(Data items)
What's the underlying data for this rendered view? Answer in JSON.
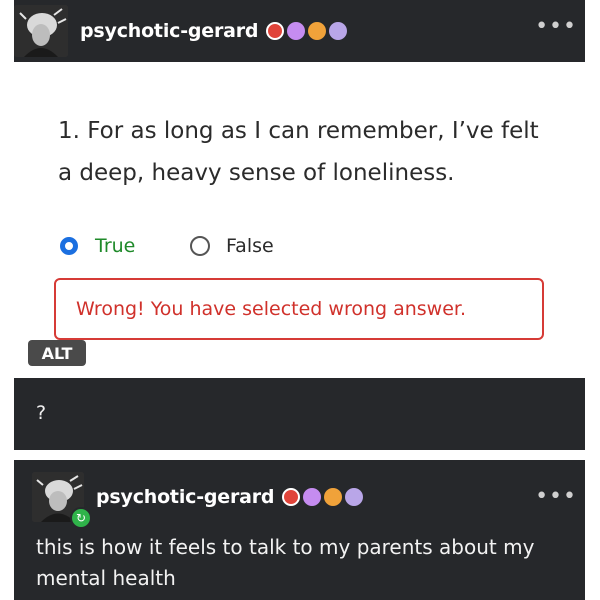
{
  "post": {
    "username": "psychotic-gerard",
    "badges": [
      "red-badge",
      "purple-badge",
      "orange-badge",
      "lavender-badge"
    ],
    "more_label": "•••",
    "image": {
      "question": "1. For as long as I can remember, I’ve felt a deep, heavy sense of loneliness.",
      "option_true": "True",
      "option_false": "False",
      "selected": "True",
      "feedback": "Wrong! You have selected wrong answer.",
      "alt_badge": "ALT"
    },
    "comment": "?"
  },
  "reblog": {
    "username": "psychotic-gerard",
    "badges": [
      "red-badge",
      "purple-badge",
      "orange-badge",
      "lavender-badge"
    ],
    "more_label": "•••",
    "text": "this is how it feels to talk to my parents about my mental health"
  },
  "colors": {
    "dark_bg": "#26282b",
    "radio_selected": "#1b6fe0",
    "true_label": "#1f8a2a",
    "error_red": "#d0312b",
    "reblog_green": "#2fb34a"
  }
}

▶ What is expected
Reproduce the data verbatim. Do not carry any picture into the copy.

▶ Solution to this exercise
What's the underlying data for this rendered view? Answer in JSON.
{
  "post": {
    "username": "psychotic-gerard",
    "badges": [
      "red-badge",
      "purple-badge",
      "orange-badge",
      "lavender-badge"
    ],
    "more_label": "•••",
    "image": {
      "question": "1. For as long as I can remember, I’ve felt a deep, heavy sense of loneliness.",
      "option_true": "True",
      "option_false": "False",
      "selected": "True",
      "feedback": "Wrong! You have selected wrong answer.",
      "alt_badge": "ALT"
    },
    "comment": "?"
  },
  "reblog": {
    "username": "psychotic-gerard",
    "badges": [
      "red-badge",
      "purple-badge",
      "orange-badge",
      "lavender-badge"
    ],
    "more_label": "•••",
    "text": "this is how it feels to talk to my parents about my mental health"
  },
  "colors": {
    "dark_bg": "#26282b",
    "radio_selected": "#1b6fe0",
    "true_label": "#1f8a2a",
    "error_red": "#d0312b",
    "reblog_green": "#2fb34a"
  }
}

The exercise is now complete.